For example, to tell ack to recognize haml files as ruby sources while searching for ‘some_text’ you would do this on the command line:
ack --type-add ruby=haml some_text
Permanently adding haml as a type requires that you put that —type-add into a .ackrc file. I’d recommend you put it into your $HOME/.ackrc file rather than in a per-project .ackrc because adding haml as a file type is probably something you want across projects.
The only niggle is that —type-add is actually parsed as 2 arguments in sequence, not one argument. So you can’t put them all on one line.
Here’s my suggested $HOME/.ackrc file:
Update: Ack wasn’t searching my rake and selenium files, so I tried the below to add them to the list of searched file types. Here is what I put in my ~/.ackrc:
Note that I had to add the period to the extension, and I put everything on one line with an extra ‘=’ sign.
Remember You have to enable ‘Load defaults from ~/.ackrc’ in the advanced options.
The handling of the .ackrc should certainly be DWIMmier, and it’s in the to-do list.

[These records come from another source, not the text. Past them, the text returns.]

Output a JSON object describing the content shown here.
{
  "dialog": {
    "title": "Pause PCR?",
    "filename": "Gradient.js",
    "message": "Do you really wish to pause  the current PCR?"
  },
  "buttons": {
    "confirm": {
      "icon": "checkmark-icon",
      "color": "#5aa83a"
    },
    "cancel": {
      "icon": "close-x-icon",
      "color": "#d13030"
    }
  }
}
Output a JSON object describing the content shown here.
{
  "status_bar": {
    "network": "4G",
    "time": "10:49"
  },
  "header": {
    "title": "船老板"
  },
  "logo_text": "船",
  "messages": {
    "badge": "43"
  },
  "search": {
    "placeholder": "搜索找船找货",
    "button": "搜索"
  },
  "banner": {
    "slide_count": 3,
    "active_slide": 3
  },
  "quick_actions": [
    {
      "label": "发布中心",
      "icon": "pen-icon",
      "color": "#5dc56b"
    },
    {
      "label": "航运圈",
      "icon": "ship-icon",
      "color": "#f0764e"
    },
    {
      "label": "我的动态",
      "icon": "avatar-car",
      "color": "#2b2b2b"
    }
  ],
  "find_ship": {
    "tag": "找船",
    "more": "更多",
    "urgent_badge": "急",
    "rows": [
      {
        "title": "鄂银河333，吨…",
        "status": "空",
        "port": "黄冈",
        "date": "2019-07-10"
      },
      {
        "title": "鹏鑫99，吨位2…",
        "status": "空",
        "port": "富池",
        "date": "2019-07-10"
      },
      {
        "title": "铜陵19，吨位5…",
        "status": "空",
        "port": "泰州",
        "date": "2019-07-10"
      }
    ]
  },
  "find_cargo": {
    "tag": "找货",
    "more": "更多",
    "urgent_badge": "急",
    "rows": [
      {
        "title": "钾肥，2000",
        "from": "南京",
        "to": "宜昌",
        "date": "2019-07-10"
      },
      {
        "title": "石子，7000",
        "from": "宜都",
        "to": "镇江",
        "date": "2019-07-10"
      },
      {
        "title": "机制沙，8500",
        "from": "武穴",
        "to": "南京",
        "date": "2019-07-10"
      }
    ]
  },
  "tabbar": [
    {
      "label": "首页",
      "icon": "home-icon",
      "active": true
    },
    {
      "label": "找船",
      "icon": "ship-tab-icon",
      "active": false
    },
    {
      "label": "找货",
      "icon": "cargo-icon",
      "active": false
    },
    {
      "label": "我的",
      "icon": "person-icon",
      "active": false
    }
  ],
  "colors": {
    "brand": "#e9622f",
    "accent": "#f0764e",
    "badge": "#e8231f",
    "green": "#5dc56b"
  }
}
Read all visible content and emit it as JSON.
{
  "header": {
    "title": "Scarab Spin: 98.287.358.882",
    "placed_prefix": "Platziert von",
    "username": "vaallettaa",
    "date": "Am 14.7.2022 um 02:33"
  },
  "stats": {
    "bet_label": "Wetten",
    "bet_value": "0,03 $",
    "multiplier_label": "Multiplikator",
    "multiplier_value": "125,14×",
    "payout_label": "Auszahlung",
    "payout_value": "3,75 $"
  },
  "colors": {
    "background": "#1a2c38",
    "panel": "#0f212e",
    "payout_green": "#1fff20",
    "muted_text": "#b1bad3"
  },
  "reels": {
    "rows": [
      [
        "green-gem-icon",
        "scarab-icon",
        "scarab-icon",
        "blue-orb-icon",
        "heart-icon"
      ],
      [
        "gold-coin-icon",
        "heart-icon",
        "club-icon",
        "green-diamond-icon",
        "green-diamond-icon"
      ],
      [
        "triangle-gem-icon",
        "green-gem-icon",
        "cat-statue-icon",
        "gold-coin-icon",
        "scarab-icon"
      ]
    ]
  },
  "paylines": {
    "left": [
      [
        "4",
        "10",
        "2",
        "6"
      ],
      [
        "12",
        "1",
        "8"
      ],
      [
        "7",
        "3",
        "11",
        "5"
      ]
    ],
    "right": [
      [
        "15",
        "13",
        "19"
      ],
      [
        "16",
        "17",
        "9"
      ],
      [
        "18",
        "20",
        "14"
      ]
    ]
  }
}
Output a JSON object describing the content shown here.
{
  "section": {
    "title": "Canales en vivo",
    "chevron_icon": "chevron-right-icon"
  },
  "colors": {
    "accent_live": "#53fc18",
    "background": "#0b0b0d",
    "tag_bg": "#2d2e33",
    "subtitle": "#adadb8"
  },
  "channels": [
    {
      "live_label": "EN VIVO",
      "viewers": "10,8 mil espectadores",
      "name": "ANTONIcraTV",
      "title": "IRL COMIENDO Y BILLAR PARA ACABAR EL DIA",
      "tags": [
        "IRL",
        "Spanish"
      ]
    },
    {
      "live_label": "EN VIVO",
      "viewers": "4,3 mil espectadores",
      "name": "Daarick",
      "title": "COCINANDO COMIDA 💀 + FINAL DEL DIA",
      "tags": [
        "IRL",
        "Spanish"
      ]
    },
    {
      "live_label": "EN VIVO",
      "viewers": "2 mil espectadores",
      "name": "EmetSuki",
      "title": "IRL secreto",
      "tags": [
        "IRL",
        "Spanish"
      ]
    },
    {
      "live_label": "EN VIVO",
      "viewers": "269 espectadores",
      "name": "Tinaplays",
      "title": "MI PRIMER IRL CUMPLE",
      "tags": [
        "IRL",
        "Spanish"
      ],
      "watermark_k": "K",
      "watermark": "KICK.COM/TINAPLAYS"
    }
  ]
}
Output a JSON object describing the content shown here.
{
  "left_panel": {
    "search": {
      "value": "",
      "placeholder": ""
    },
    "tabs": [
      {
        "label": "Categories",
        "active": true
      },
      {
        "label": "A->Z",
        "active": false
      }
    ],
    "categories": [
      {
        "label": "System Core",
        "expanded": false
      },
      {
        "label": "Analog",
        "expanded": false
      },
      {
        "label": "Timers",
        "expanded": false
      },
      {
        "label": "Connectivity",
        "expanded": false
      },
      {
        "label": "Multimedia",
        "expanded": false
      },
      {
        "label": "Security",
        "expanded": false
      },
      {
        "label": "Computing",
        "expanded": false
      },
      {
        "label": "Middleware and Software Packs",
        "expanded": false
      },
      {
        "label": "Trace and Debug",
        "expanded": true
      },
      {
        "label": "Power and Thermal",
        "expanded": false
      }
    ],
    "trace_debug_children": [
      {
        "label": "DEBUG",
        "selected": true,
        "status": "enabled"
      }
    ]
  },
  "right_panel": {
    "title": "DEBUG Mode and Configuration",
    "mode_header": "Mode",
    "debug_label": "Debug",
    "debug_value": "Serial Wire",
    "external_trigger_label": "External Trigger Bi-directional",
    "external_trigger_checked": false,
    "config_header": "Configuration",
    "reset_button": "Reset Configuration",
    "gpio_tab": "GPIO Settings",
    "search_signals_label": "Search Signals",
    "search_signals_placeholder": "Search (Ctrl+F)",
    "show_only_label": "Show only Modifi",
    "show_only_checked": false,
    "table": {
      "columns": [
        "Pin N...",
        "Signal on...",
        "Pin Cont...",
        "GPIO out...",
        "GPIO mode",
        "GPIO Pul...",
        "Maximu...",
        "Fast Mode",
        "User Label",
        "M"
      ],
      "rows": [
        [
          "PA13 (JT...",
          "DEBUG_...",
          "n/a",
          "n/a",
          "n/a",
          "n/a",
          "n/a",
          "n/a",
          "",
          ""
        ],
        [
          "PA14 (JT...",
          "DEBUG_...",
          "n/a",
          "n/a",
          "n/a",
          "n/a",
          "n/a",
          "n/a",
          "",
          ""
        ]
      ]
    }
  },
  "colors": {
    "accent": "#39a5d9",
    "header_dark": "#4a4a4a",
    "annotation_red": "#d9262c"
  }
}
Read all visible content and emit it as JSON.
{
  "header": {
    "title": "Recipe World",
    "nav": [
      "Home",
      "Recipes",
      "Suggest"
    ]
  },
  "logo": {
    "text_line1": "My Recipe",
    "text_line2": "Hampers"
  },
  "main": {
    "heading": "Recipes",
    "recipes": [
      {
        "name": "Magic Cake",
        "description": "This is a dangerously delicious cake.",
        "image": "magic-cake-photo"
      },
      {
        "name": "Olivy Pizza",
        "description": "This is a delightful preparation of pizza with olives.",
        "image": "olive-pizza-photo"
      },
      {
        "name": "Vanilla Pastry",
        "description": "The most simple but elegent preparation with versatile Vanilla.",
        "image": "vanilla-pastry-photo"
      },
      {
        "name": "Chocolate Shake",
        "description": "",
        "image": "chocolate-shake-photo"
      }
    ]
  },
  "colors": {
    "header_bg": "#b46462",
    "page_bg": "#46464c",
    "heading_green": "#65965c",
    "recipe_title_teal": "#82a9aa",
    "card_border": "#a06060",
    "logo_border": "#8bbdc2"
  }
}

If you really want to search in any filetype instead of adding the above to .ackrc just add this:
# Search all files -a
That will search all files.
If you cannot find any files at all please make sure that ack-standalone.sh is executable.